"Soon after I moved to the country, a friend from the city set out to see me and got seriously lost. These were the days before cell phones, so she was on her own with nothing but my directions and a badly out-of-date map. Already an hour later than she wanted to be, she was speeding through the little town of Mount Airy when she saw the blue lights in her rearview mirror. I forgot to warn her that Mount Airy was a speed trap. Busted, she pulled over on the shoulder of the road and had her license ready when the officer arrived at her window.
'I am so sorry,' she said, handing it to him along with her registration. 'I know I was speeding, but I've been lost for the last forty minutes and I cannot find Tower Terrace anywhere on this map.'
'Well, I'm sorry about that too, ma'am,' he said, writing up her citation, 'but what made you think that hurrying would help you find your way?'
What made any of us think that the place we are trying to reach is far, far ahead of us somewhere and that the only way to get there is to run until we drop?

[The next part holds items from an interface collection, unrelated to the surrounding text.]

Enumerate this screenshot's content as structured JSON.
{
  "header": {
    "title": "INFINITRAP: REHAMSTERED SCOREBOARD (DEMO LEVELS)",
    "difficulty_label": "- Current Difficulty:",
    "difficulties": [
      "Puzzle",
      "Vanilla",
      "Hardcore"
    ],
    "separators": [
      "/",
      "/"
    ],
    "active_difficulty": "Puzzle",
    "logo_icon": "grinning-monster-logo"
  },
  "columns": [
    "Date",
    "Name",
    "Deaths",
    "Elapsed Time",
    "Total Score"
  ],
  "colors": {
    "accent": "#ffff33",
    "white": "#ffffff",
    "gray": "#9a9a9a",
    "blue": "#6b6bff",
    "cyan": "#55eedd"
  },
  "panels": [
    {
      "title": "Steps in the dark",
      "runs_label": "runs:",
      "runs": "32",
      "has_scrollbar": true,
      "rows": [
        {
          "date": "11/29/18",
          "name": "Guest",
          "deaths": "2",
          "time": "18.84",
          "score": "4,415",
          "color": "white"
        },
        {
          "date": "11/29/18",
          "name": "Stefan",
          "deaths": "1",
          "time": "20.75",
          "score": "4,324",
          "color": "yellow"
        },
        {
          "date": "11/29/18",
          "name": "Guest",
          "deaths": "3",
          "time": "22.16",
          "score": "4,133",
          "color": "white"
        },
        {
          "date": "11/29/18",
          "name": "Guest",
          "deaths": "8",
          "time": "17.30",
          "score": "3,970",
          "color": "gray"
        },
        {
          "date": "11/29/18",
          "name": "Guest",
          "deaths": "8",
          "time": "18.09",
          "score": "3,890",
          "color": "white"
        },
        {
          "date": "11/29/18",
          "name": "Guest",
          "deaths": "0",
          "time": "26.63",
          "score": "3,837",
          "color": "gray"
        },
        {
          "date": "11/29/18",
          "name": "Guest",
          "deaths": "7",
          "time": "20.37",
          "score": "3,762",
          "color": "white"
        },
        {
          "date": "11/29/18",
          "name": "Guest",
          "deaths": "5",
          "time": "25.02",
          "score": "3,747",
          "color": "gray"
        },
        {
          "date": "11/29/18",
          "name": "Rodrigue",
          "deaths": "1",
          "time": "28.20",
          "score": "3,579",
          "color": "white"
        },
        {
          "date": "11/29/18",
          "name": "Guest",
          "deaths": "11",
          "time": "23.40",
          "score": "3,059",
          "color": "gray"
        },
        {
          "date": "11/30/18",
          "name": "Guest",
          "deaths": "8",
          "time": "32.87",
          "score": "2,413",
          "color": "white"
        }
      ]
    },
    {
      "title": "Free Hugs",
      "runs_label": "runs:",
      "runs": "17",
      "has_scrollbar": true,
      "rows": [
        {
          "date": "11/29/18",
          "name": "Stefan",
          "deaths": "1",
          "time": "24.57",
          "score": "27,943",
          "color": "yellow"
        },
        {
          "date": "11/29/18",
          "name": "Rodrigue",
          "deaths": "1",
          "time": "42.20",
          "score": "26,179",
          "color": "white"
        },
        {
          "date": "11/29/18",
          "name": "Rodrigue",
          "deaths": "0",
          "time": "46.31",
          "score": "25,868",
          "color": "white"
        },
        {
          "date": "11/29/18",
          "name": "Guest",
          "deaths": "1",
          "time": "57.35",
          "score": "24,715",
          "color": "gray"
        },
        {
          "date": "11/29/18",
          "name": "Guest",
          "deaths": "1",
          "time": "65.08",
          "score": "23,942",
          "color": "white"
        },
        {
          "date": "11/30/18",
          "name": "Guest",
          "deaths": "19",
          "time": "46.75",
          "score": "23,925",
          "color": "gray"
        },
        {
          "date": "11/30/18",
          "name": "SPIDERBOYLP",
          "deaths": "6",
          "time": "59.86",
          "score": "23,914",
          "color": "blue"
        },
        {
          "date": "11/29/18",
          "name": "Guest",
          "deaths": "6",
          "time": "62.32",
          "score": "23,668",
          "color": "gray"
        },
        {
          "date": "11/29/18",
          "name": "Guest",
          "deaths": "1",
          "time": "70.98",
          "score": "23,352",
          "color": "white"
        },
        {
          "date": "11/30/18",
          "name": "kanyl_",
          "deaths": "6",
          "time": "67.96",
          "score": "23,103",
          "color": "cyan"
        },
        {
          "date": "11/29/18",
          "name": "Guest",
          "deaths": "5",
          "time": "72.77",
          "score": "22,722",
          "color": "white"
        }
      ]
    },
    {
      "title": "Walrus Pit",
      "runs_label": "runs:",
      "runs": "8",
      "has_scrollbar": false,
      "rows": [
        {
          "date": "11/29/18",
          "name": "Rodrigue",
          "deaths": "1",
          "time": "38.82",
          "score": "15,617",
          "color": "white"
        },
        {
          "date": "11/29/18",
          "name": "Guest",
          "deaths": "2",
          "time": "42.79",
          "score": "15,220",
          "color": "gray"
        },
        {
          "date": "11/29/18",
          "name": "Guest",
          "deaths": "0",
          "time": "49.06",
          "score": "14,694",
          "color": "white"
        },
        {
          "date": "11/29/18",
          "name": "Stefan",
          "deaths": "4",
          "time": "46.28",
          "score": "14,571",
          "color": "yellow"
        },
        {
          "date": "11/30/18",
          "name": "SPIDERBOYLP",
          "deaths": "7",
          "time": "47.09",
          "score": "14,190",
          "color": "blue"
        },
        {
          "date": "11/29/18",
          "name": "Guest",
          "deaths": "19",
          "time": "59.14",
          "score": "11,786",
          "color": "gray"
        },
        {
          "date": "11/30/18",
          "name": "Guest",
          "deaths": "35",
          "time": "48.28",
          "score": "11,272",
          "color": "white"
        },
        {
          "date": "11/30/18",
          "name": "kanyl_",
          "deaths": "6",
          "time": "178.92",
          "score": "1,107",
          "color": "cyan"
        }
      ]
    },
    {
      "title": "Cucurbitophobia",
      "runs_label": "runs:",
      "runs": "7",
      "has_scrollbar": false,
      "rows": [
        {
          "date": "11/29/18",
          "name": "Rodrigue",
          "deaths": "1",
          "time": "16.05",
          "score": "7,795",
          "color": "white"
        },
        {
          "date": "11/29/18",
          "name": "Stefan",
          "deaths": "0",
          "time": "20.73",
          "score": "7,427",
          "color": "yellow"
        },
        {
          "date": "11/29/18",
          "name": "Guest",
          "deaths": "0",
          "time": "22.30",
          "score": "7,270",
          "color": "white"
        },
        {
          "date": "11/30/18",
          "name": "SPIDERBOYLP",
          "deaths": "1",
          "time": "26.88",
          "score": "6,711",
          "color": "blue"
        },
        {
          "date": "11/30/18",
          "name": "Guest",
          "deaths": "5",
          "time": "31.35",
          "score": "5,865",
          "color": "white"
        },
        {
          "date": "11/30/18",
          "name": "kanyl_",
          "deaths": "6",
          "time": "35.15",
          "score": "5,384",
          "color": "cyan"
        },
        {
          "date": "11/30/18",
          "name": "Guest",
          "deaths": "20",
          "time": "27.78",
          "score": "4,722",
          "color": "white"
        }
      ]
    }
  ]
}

For Christians, at least part of the answer is that many of us have been taught to think of God’s kingdom as something outside ourselves, for which we must search as a merchant searches for the pearl of great price. But even that points to a larger and more enduring human problem, which is the problem of mortality. With a limited number of years to do whatever it is that we are supposed to be doing here, who has time to stop?
According to the Hebrew Bible, everyone does, for at least one full day every week.”
Remember the Sabbath day, and keep it holy. Six days you shall labor and do all your work. But the seventh day is a Sabbath to the LORD your God; you shall not do any work—you, your son or your daughter, your male or female slave, your livestock, or the alien resident in your towns. For in six days the LORD made heaven and earth, the sea, and all that is in them, but rested the seventh day; therefore the LORD blessed the Sabbath day and consecrated it. (Exodus 20:8-11)
— Barbara Brown Taylor, Leaving Church